[[ Available data, beginning ]]

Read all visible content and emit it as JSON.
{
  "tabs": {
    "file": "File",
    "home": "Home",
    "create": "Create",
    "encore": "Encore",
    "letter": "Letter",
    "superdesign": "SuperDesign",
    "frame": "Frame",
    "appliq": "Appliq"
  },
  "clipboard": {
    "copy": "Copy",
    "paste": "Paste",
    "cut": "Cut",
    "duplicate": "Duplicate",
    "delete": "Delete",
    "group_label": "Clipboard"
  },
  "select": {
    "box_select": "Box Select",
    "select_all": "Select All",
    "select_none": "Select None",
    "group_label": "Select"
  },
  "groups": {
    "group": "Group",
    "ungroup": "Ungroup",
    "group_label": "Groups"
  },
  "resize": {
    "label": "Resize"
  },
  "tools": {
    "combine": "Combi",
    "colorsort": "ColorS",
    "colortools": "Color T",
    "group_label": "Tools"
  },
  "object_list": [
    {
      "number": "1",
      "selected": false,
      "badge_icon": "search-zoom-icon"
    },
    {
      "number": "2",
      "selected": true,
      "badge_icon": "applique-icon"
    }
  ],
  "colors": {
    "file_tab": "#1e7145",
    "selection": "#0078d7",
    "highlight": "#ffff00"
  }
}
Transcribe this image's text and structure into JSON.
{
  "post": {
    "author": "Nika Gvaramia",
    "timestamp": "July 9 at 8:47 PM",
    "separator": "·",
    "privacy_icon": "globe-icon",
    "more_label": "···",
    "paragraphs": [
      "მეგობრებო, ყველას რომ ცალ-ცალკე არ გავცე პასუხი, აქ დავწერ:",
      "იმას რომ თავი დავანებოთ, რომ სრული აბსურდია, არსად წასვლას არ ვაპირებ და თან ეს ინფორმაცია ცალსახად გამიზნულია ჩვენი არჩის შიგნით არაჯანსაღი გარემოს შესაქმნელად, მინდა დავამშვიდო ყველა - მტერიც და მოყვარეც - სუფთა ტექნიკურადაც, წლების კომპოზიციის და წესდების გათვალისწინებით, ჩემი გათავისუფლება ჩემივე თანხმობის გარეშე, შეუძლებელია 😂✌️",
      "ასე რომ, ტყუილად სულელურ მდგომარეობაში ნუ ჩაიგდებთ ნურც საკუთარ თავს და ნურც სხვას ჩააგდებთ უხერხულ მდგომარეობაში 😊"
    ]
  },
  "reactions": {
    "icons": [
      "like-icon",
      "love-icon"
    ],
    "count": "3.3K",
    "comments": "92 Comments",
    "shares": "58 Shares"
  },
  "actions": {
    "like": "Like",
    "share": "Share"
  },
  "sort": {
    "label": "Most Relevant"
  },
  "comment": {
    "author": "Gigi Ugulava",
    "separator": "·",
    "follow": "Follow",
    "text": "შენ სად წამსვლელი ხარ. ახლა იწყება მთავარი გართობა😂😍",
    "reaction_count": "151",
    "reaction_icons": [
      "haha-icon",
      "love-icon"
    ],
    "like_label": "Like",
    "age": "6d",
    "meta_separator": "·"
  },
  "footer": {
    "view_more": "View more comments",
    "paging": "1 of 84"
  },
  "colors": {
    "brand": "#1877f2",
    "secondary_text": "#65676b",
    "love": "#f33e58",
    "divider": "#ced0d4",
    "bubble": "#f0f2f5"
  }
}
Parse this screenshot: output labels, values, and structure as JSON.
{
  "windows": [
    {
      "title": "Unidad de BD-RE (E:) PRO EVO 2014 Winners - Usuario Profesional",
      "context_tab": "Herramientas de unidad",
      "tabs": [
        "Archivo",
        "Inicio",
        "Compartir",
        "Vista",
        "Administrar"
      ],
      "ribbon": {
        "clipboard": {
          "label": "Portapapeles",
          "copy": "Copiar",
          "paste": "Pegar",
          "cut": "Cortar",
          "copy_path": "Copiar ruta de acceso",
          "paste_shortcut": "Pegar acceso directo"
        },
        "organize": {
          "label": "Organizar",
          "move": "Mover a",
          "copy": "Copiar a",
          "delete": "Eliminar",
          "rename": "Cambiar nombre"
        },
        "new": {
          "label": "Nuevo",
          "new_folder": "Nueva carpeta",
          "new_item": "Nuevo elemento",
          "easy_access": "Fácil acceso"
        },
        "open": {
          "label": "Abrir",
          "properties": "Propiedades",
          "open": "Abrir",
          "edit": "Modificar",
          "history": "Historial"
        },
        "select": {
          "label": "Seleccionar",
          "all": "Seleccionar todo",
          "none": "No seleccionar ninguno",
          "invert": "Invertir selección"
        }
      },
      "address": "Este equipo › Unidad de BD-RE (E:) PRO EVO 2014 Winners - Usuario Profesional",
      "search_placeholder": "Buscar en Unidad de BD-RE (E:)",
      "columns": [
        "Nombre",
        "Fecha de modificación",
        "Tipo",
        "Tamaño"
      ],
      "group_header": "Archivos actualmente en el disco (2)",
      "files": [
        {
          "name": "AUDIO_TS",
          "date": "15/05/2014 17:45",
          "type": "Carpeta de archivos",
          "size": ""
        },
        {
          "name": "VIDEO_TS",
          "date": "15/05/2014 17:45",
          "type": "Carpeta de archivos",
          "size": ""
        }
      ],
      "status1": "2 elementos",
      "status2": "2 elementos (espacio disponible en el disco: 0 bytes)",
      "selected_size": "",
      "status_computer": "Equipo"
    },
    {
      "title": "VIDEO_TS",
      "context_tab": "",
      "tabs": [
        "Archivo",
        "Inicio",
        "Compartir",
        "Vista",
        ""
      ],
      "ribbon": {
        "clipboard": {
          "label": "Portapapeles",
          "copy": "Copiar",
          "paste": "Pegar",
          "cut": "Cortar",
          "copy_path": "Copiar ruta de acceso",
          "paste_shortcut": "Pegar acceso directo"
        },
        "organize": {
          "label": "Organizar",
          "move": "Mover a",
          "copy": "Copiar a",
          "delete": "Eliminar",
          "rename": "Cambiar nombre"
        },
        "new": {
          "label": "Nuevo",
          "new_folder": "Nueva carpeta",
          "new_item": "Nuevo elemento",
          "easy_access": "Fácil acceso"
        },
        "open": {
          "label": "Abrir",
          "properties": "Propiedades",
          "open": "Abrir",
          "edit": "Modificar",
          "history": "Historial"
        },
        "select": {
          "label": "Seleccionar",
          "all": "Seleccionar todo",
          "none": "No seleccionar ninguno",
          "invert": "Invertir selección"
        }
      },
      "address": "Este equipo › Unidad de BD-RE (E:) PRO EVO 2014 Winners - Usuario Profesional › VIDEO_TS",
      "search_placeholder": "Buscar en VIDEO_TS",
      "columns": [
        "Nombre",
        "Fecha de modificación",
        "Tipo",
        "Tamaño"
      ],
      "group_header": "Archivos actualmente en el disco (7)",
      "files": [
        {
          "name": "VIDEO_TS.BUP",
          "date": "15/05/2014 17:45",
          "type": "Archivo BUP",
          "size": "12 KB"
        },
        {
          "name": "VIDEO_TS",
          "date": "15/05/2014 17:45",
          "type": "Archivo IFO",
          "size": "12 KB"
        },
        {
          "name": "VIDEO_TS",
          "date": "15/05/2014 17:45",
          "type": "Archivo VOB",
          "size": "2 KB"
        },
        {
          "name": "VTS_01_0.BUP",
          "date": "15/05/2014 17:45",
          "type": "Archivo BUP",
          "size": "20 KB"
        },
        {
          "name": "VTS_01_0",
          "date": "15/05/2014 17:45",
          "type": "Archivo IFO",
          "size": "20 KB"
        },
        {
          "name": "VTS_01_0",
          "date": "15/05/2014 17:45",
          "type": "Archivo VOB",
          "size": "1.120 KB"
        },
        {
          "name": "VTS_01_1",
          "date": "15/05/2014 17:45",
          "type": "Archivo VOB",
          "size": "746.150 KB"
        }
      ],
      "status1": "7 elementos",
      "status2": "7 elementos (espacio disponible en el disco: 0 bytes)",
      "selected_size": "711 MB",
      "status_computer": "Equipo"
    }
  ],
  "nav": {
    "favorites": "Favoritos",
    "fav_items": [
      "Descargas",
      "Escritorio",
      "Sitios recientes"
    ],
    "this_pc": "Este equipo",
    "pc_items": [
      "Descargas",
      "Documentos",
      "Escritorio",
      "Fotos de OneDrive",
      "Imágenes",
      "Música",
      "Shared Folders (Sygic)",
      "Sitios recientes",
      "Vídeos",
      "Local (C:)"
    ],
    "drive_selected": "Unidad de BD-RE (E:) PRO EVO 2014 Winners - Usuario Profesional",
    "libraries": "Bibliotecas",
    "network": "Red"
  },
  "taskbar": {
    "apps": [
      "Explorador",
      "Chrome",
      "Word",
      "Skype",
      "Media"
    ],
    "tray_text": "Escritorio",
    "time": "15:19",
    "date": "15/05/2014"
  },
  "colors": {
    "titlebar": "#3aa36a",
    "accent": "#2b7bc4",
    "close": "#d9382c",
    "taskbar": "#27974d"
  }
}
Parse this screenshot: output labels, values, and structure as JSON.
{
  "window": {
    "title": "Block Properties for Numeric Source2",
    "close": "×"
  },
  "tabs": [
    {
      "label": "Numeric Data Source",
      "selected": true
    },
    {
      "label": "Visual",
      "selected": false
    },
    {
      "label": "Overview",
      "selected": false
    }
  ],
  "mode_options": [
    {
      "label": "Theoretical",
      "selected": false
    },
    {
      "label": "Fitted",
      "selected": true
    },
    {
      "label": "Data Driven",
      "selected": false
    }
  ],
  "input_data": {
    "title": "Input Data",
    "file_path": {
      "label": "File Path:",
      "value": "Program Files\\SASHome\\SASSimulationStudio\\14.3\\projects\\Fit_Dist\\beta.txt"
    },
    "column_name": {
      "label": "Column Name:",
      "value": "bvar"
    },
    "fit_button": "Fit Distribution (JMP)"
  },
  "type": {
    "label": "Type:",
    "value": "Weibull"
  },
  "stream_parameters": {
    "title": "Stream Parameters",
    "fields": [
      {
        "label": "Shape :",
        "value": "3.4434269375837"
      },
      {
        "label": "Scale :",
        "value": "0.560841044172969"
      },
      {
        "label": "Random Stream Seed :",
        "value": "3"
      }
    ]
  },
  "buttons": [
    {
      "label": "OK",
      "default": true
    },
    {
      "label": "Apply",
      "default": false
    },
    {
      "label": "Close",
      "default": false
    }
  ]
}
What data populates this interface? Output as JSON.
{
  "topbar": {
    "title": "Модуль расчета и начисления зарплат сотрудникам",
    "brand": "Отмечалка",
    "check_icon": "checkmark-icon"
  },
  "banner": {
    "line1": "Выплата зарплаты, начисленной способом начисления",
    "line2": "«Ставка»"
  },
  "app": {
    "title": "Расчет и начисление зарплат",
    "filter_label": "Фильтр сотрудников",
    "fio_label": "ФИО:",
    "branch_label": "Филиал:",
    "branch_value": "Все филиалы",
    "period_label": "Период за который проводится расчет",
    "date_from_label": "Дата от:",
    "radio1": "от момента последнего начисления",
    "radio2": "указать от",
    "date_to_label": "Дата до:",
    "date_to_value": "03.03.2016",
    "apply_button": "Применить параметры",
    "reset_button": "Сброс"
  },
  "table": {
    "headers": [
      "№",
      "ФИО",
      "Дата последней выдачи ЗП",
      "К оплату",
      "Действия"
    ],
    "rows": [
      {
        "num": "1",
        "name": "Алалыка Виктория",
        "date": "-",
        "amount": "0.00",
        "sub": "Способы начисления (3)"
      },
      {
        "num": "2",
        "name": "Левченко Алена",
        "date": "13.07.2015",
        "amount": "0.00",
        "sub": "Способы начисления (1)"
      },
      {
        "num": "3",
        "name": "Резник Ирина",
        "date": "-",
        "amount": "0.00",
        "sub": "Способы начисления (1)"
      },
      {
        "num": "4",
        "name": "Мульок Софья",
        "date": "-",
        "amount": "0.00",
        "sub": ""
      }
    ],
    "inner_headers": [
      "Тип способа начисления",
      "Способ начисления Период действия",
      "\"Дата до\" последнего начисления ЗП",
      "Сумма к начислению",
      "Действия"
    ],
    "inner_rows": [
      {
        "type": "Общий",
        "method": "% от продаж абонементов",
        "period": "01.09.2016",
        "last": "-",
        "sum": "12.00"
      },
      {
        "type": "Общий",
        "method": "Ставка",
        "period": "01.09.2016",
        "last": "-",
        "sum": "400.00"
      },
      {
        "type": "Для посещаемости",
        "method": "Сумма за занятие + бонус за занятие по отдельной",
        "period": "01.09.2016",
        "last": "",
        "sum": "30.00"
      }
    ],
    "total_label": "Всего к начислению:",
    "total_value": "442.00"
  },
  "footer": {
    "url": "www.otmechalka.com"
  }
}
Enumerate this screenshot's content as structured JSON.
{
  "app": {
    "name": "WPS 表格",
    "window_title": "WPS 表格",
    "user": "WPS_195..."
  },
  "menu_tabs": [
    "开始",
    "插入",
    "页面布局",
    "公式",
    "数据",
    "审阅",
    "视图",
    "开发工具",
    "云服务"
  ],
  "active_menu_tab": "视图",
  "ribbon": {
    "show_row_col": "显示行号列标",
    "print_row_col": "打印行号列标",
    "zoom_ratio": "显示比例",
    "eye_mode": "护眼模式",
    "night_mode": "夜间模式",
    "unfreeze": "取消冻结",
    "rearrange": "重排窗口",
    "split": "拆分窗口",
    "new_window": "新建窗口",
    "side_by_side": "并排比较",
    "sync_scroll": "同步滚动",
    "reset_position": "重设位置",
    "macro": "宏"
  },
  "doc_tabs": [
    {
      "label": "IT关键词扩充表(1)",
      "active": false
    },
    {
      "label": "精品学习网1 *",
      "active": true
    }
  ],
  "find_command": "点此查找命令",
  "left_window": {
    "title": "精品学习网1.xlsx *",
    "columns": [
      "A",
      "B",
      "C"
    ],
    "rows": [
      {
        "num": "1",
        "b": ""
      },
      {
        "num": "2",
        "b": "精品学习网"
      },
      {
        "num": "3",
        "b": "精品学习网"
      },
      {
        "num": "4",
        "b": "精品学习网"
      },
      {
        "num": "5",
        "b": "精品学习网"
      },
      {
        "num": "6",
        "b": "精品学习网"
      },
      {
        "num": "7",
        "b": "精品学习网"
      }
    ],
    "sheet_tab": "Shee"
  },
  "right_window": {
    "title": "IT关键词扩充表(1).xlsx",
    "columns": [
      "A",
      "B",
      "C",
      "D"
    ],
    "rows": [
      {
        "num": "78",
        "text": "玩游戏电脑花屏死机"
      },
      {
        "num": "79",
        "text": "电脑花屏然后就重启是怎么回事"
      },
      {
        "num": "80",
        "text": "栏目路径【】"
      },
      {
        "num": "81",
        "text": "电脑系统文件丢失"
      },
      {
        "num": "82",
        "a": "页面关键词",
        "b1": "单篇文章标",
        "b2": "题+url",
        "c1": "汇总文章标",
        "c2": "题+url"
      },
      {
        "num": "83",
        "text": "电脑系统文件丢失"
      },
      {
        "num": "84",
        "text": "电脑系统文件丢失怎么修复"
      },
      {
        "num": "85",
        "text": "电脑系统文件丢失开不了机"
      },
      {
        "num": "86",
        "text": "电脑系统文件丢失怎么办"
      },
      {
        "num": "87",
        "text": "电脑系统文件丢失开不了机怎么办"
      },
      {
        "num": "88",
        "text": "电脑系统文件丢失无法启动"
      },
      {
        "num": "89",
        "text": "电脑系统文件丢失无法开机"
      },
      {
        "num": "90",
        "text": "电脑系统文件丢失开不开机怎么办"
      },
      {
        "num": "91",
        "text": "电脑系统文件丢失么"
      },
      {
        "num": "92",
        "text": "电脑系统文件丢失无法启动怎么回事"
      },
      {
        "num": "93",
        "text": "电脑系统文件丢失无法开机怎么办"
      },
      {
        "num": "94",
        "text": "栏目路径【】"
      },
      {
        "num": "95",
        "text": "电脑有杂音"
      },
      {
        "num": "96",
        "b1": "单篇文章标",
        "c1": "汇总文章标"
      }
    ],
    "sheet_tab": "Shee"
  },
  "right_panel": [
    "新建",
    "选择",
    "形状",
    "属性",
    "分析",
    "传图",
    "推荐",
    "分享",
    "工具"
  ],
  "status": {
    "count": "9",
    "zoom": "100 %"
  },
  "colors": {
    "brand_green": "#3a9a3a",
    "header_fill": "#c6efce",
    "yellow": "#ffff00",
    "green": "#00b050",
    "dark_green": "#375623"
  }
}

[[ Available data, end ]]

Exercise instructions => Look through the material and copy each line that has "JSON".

Answer below =>
Read all visible content and emit it as JSON.
Transcribe this image's text and structure into JSON.
Parse this screenshot: output labels, values, and structure as JSON.
Parse this screenshot: output labels, values, and structure as JSON.
What data populates this interface? Output as JSON.
Enumerate this screenshot's content as structured JSON.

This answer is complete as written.